Coming in a large, chunky bottle that´s very appealing to the eye, with the key and lock implicated in its background story neatly implemented into the design. I think this whiskey is a real find and together with Knob Creek one of those bourbons I would like to always own a bottle of.

…2018 w 09 – Album of the week is “Choir of the mind” by Emily Haines & the Soft Skeleton.

Emily Haines

Musical wunderkind of great Canadian group “Metric” as well as an important part of supergroup “Broken Social Scene”, Emily Haines also has a career singing her own songs under the name “Emily Haines & the Soft Skeleton”. Soft spoken and piano-based, this is stuff that´s both high-quality and with a deeply original voice. Although what I like the most about Emily Haines is her melodic quirkiness and musical prowess, it´s difficult not to be affected by the cover picture of the artist in glowing blue dress holding a black baseball bat with orange rubber gloves. Empowerment, musical competence and attitude as well as a play on her obvious physical beauty is very much a part of her allure. However, nothing of this can reduce the punch of her original songs.

Please check her out and be prepared to be blown away. What is considered to be the fringes holds so many great things.

 

…”Blade Runner 2049″ is an astonishing accomplishment.

Do Androids Dream of Electric Sheep

When the first “Blade Runner” movie appeared in 1982 it seemed to be an impossible proposition. Turning Philip K. Dick´s novel “Do Androids Dream of Electric Sheep” into a film with mass-market appeal wasn´t an easy workaround. Going from deeply philosophical musings on the essence of being human and the meaning of suffering, to an action story fuelled by environmental disasters, decaying cutting-edge technology and physical frailty wasn´t a small order. Director Ridley Scott went out on a limb and made a movie initially not considered all that great into an enduring legacy. Gone were the usual sci-fi of whooshing self-opening doors and people robotically moving about in similar uniforms, exchanged for a view of the future as a sprawling mess of the same combination of high-tech and low-life later perfected by writers like William Gibson.

Blade Runner original

There are several different cuts of this film and I´ve watched them repeatedly through the years. The divergent versions in some cases differ on small details, but there´s also cuts with significant changes in the ending. I´ll leave it to you to decide with one you like the best. However, as sci-fi movies go you won´t find anything significantly better than this.

That considered, a follow-up would from the beginning seem totally pointless and ultimately inferior. Why mess with something that´s almost perfect? Regardless of these reservations the new “Blade runner 2049” movie does push things forward. A considerably more bleak rendition of a world of further environmental decay and urban sprawl.

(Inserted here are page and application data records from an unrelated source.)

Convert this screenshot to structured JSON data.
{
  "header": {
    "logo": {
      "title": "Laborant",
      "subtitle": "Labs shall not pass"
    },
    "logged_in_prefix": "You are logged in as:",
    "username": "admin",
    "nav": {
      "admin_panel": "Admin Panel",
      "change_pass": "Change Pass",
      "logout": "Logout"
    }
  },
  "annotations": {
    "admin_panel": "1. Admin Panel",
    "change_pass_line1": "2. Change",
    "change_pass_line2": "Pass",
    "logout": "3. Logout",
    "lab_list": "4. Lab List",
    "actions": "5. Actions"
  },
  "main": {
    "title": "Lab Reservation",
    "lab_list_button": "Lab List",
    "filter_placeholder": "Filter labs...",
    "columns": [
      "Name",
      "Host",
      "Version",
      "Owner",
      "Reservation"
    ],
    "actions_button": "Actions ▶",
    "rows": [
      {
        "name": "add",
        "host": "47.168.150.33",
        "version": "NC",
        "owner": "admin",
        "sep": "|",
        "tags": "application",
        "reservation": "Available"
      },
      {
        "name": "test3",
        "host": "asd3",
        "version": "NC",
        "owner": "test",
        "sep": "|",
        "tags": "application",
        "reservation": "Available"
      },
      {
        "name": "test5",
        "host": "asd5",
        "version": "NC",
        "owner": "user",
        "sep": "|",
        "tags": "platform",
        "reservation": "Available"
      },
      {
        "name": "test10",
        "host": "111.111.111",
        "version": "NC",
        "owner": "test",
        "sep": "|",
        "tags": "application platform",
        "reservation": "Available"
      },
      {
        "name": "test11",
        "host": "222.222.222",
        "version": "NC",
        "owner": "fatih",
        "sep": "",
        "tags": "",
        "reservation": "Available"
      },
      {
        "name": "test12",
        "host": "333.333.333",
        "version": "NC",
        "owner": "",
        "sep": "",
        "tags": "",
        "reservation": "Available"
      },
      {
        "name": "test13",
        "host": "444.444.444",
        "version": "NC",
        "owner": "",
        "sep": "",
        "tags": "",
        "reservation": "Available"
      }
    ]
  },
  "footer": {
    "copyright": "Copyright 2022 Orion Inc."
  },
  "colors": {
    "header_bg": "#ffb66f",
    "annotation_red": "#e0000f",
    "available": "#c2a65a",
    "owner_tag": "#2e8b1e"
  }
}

The combination of that with a planet-wide traumatic loss of important information inducing a kind of collective amnesia sets the stage for barely controllable forces.

A superior society of genetically pure humans opposed to manufactured replicants serving as the new lower class, racial slurs and all. The still difficult question of what it means to be human. What is a memory? What is a personality? How can we determine the genuine from the manufactured, and does it even matter at all?

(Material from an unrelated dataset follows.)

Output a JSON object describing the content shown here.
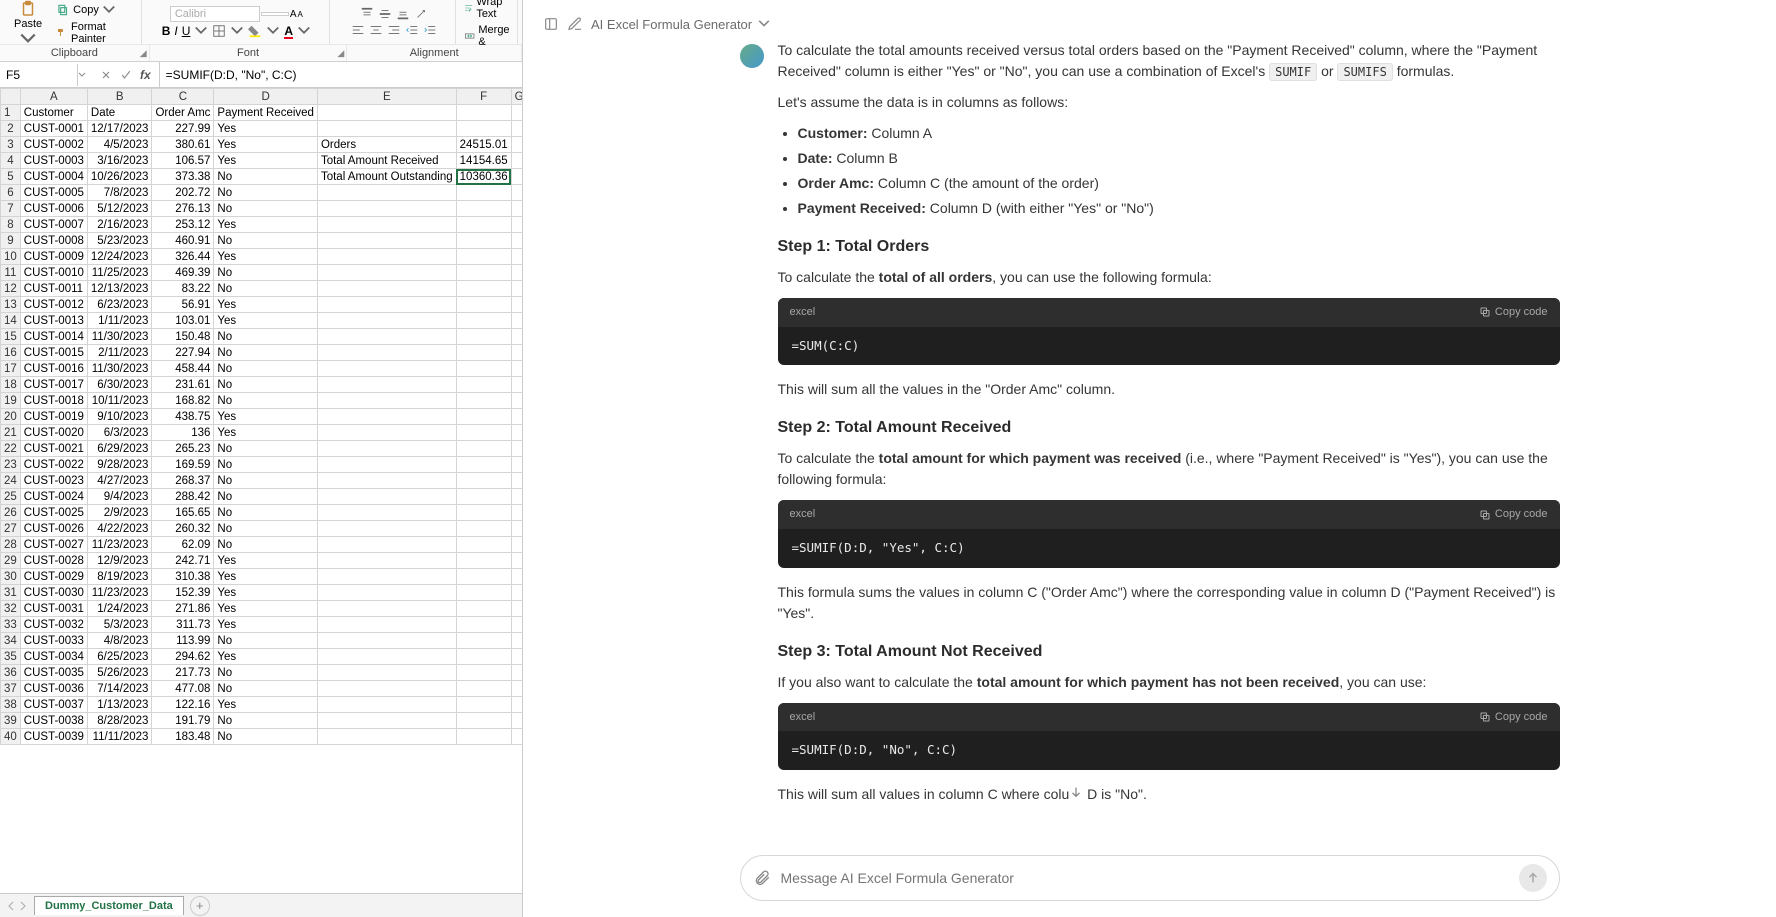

“Blade Runner 2049” is a movie with a starting point in a classic in it´s genre, while taking off on a tangent of it´s own. The storyline exhibiting enough excitment and novelty, while still respecting the confines of the original story. Inventive and suitably dark. I wonder how many will get the origami-reference of the scene portraying the meeting between Ryan Gosling´s replicant blade runner and the old age Gaff from the first movie. Not very important in itself, but still a great nod to the original material.

Here we have a movie with both an exciting and original story as well as visuals well beyond what can reasonably be expected. This type of film should be impossible to make, but it´s been done and I absolutely love it.